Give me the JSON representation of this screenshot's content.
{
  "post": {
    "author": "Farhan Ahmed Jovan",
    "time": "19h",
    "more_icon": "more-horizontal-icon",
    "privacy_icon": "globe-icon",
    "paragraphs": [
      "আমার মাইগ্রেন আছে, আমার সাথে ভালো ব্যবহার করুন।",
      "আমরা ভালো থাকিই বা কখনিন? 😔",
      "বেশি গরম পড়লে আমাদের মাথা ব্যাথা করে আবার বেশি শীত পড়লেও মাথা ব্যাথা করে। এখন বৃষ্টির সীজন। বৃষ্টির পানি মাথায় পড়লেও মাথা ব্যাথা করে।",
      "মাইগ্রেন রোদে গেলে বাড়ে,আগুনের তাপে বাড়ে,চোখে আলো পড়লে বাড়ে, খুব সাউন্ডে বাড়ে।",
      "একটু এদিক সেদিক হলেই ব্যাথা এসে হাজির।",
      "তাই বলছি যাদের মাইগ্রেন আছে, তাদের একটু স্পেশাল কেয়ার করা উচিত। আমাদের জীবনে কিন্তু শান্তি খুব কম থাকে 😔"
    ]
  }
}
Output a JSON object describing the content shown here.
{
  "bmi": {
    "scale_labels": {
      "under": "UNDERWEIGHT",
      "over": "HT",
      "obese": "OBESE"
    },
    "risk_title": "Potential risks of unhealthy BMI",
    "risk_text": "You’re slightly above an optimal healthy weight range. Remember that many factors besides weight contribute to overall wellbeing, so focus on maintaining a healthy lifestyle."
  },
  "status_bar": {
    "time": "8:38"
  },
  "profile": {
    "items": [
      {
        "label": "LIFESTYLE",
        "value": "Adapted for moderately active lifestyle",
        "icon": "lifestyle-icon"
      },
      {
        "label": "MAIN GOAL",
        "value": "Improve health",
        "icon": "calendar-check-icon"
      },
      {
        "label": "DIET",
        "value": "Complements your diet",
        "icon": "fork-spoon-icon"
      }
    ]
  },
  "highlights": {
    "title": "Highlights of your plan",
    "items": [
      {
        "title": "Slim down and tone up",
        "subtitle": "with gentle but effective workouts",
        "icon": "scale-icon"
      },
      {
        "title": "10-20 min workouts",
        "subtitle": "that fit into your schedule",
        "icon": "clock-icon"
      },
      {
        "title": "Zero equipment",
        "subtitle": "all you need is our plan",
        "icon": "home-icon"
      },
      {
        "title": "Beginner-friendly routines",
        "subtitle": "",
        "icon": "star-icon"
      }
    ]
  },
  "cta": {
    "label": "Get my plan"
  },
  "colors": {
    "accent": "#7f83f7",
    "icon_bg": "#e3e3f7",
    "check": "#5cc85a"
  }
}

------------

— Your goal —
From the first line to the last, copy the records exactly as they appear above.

— Answer area —
Give me the JSON representation of this screenshot's content.
{
  "post": {
    "author": "Farhan Ahmed Jovan",
    "time": "19h",
    "more_icon": "more-horizontal-icon",
    "privacy_icon": "globe-icon",
    "paragraphs": [
      "আমার মাইগ্রেন আছে, আমার সাথে ভালো ব্যবহার করুন।",
      "আমরা ভালো থাকিই বা কখনিন? 😔",
      "বেশি গরম পড়লে আমাদের মাথা ব্যাথা করে আবার বেশি শীত পড়লেও মাথা ব্যাথা করে। এখন বৃষ্টির সীজন। বৃষ্টির পানি মাথায় পড়লেও মাথা ব্যাথা করে।",
      "মাইগ্রেন রোদে গেলে বাড়ে,আগুনের তাপে বাড়ে,চোখে আলো পড়লে বাড়ে, খুব সাউন্ডে বাড়ে।",
      "একটু এদিক সেদিক হলেই ব্যাথা এসে হাজির।",
      "তাই বলছি যাদের মাইগ্রেন আছে, তাদের একটু স্পেশাল কেয়ার করা উচিত। আমাদের জীবনে কিন্তু শান্তি খুব কম থাকে 😔"
    ]
  }
}
Output a JSON object describing the content shown here.
{
  "bmi": {
    "scale_labels": {
      "under": "UNDERWEIGHT",
      "over": "HT",
      "obese": "OBESE"
    },
    "risk_title": "Potential risks of unhealthy BMI",
    "risk_text": "You’re slightly above an optimal healthy weight range. Remember that many factors besides weight contribute to overall wellbeing, so focus on maintaining a healthy lifestyle."
  },
  "status_bar": {
    "time": "8:38"
  },
  "profile": {
    "items": [
      {
        "label": "LIFESTYLE",
        "value": "Adapted for moderately active lifestyle",
        "icon": "lifestyle-icon"
      },
      {
        "label": "MAIN GOAL",
        "value": "Improve health",
        "icon": "calendar-check-icon"
      },
      {
        "label": "DIET",
        "value": "Complements your diet",
        "icon": "fork-spoon-icon"
      }
    ]
  },
  "highlights": {
    "title": "Highlights of your plan",
    "items": [
      {
        "title": "Slim down and tone up",
        "subtitle": "with gentle but effective workouts",
        "icon": "scale-icon"
      },
      {
        "title": "10-20 min workouts",
        "subtitle": "that fit into your schedule",
        "icon": "clock-icon"
      },
      {
        "title": "Zero equipment",
        "subtitle": "all you need is our plan",
        "icon": "home-icon"
      },
      {
        "title": "Beginner-friendly routines",
        "subtitle": "",
        "icon": "star-icon"
      }
    ]
  },
  "cta": {
    "label": "Get my plan"
  },
  "colors": {
    "accent": "#7f83f7",
    "icon_bg": "#e3e3f7",
    "check": "#5cc85a"
  }
}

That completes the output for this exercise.